State regulators are monitoring Bright Health Group’s finances after the insurer was required to transfer nearly $150 million at the last minute to remain in compliance with capital requirements for health insurance companies.
Bright Health Group’s second-quarter filings in Georgia, Texas, Colorado and Illinois show it transferred funds into its insurance arms in those states just before the filings were due. In a Securities and Exchange Commission filing Aug. 15, the company said it was working with regulators in three unnamed states to resolve “potential instances of noncompliance.”
“As we filed the 10-Q prior to filing our quarterly statutory reports, we noted the potential for certain states to be in non-compliance, as we were waiting for approval of specific capital infusions, which have all occurred,” a Bright Health Group spokesperson wrote in an email. The company’s regulatory disclosure and cash flow follow normal and accepted accounting practices, the spokesperson said.
“Bright is currently in compliance with all state regulatory capital requirements,” the spokesperson said.
The spokesperson did not respond to questions regarding Bright Health’s compliance in individual states.
Bright Health Group lost $431.9 million during the first six months of 2022.
The special enrollment periods President Joe Biden’s administration implemented as part of the COVID-19 relief effort led the insurtech’s membership to balloon to 1.09 million members as of June 30, up 65% from the prior-year period. The additional enrollment periods opened the door for sicker, more costly patients than Bright Healthcare expected to sign up for the company’s health insurance plans. Bright Healthcare also struggled to collect information about these new members’ conditions, which led federal regulators to fine the company more than $1 million for purportedly insuring healthier individuals than competitors.
Bright Health Group’s increase in membership meant the company had to set aside more reserve funds in each state where it operates. States require health insurance companies to hold a specific portion of their revenue relative to the size of their local membership to ensure they can pay claims. Each state has different capital requirements for insurers.
The company’s losses could inspire state regulators to deny the insurtech’s bids to market local plans for the coming year, said Ari Gottlieb, a principal at A2 Strategy Group. Open enrollment for Medicare and exchange coverage starts as soon as Oct. 15.
“It’s an open question if they’ll allow members to sign up for plans for 2023 for a company that has publicly disclosed that without additional financing they cannot operate for all of 2023,” Gottlieb said.

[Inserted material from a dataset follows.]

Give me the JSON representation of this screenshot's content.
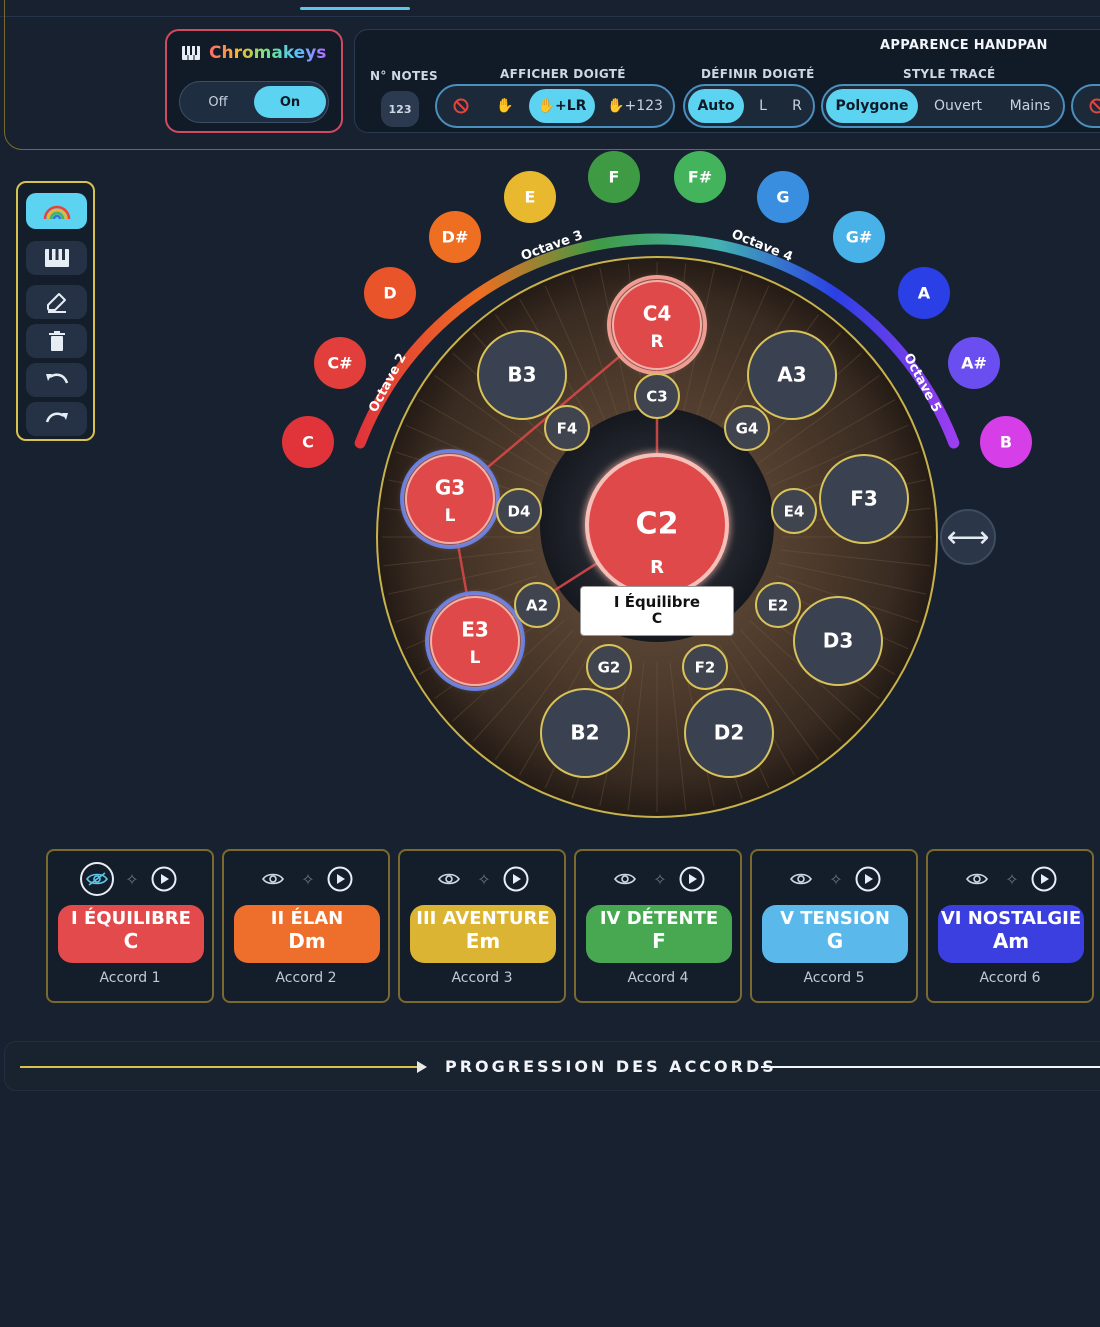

Bright Health Group transferred $13 million to its local reserves in Georgia on Aug. 12 to partially offset a net loss of $14 million, Weston Burleson, director of communications and legislative affairs for the state’s Office of the Commissioner of Insurance, Safety and Fire, wrote in an email. The insurer is in compliance with state premium reserve laws, Burleson said.
“Bright Health has been a topic of discussion among state departments for the past several months,” Burleson said. “The company’s trajectory and access to additional capital support are topics of ongoing concern. We are monitoring the situation closely and will act should the need arise.”
The Georgia Life and Health Guaranty Association would cover local policyholders if the company defaults on its financial commitments, Burleson said.
Bright Health Group transferred $125 million on Aug. 12 to its Texas insurance arm to ensure it met the state’s regulatory standards. The Texas Department of Insurance declined to comment on Bright Health Group’s operations.
Additionally, the insurtech transferred $9 million to its Colorado operation on Aug. 15. The insurer meets the state’s capital requirements and the Colorado Department of Regulatory Affairs is in “constant communication with the company,” a department spokesperson wrote in an email.
“We will continue to closely monitor Bright’s ability to meet its financial obligations,” the spokesperson said.
Bright Health Group transferred $1.2 million on Aug. 12 to its Illinois insurance arm. The Illinois Department of Insurance is reviewing the insurer’s quarterly statement to make sure the company holds the necessary cash reserves. The agency said it will engage in discussions about Bright Healthcare with Florida regulators, which is “the lead state for the company holding group,” said a spokesperson for the Illinois Department of Insurance.
Regulators from Florida, North Carolina, New Mexico, Tennessee, Virginia, Ohio and Arizona said that Bright Healthcare holds the necessary minimum in its state accounts. Officials said they are regularly monitoring the company for solvency. South Carolina regulators declined to comment on Bright Health Group’s finances.